What do you do, after Do Lectures?
I just got back from west Wales. That magical, soothing place is hard to leave at the best of times, but this occasion was even harder. This time, I was leaving behind a hundred or so new friends and a palpable sense of purpose and care that very often seems absent in our everyday existence.
I was promised that the Do Lectures would change something and sure enough, something has changed. True, I don’t know what it is yet, but I feel awake. More human than I’ve ever felt, and urgent. Urgent to do something with what I’m feeling.
I have some thoughts about what that may be. The thoughts are in vague shapes: businesses, collaborations, projects, social good. But more than anything I am reminded that we have one life, that we can do more than we think we can, that we have the power to change things and that when you put together a number of people the same way, it can be revolutionary.
So today, I’m back home and back to normality. But even normality looks a little less familiar. I’m finding myself feeling more honestly and more deeply, examining my motivations and challenging my desire for specific outcomes. I find myself looking afresh in astonishment at nature, my children, my own hands. All of these things are put here for us to tend, to nourish and be nourished by, to share. What a gift.
But what I really want to say is that you don’t have to go to Do Lectures to experience this stripping down of life’s ephemera and the revelation of true good and energy and purpose. You just have to surround yourself with good people, ask them to tell you their stories, and listen. And then, when you know what you need to do — and you’ll know, because it will just be right — you do it. You ask for help if you need to. You ignore the dissenters and naysayers and you dig deep for what’s within you. Because it’s all there. I know it is.
This morning, I walked by the river and waded through long grasses that were alive with summer and possibility. Over and over, this closing line from Mary Oliver’s poem The Summer Day (fittingly enough) ran through my mind:

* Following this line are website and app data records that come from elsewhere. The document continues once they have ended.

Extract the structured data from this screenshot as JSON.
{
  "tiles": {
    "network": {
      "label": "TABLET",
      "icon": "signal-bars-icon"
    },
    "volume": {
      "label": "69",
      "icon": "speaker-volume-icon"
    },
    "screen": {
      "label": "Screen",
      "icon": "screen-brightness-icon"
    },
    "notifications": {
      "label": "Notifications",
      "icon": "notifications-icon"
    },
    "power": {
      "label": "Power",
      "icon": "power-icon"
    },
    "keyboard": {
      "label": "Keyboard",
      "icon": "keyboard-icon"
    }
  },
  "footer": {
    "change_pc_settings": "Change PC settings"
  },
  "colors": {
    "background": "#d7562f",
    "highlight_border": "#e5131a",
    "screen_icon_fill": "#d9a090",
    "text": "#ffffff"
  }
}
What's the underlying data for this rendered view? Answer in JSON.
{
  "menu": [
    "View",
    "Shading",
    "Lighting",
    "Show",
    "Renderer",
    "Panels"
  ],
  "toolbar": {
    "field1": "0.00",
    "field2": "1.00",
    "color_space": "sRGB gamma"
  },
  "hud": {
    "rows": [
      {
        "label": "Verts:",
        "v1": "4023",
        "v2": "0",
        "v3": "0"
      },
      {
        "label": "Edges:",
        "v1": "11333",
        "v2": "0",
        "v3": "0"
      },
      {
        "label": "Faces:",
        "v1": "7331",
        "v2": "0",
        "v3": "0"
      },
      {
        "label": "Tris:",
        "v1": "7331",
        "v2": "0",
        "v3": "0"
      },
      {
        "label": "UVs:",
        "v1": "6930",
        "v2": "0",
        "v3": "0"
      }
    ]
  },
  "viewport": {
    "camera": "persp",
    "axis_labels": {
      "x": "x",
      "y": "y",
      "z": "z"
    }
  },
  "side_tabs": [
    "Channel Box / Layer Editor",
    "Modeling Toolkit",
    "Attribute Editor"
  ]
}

“Tell me, what is it you plan to do with your one wild and precious life?”.
I don’t know the answer, but I’m getting closer.